TDHIF feedback on the proposed EU Regulation on prohibiting products made with forced labour on the Union market

Terre des Hommes welcomes the European Commission’s call for feedback on the proposed Regulation on prohibiting products made with forced labour on the EU market.

At a global level, there are 27.6 million people in situations of forced labour on any given day. More than 3.3 million of all those in forced labour are children.2 The COVID-19 pandemic, increased armed conflicts and the climate crisis in recent years have led to unprecedented disruption to employment, education, household livelihoods, social protection and social security systems, increases in extreme poverty, forced and unsafe migration, and a sharp rise in violence, exploitation and abuse.

All these factors exacerbate the risk of all forms of modern slavery above all for those families and children who are already in situations of multiple vulnerabilities. Due to the above-mentioned factors, an additional 9 million children are at risk of being pushed into child labour by the end of 20223. There is a high risk of reverting years of progress.

Across the globe, Terre des Hommes has developed a multi-sectoral and evidence-based approach to realize the right to decent work for children and families while identifying and responding to child protection risks and concerns for children affected by (or at risk of) the worst forms of child labour both in the international supply chains and in the informal sectors of small unregulated businesses.

In view of the significant rise4 in modern slavery across the world, we see an urgent need to accelerate action towards eliminating this grave human rights violation. The proposed Regulation is an important step forward to eradicating forced and child labour, however, it significantly fails to reach its full potential and in particular to put children and workers at the centre.

At the heart of our concern is the impact that the implementation of the ban on products made with forced labour may have on affected or potentially affected families and children which could mean:

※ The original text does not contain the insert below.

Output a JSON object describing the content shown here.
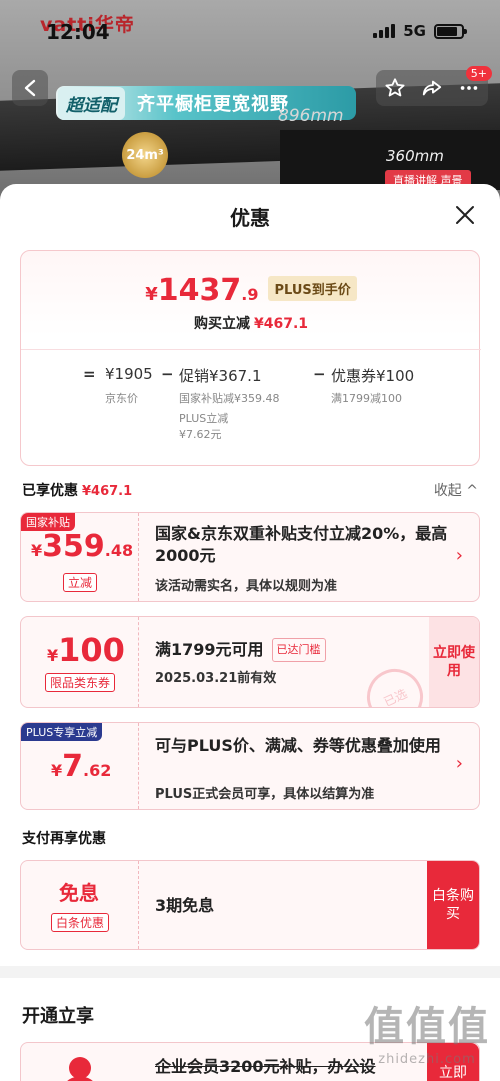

a) depriving them of their livelihood as often the entire family is dependent on the income generated through the production of these goods, and/or;
b) risking driving to even more hidden forms of forced labour as affected children and families see no alternative income opportunities and struggle to survive, making it even harder to detect and thereby perpetuating the problem.

Read our full feedback here.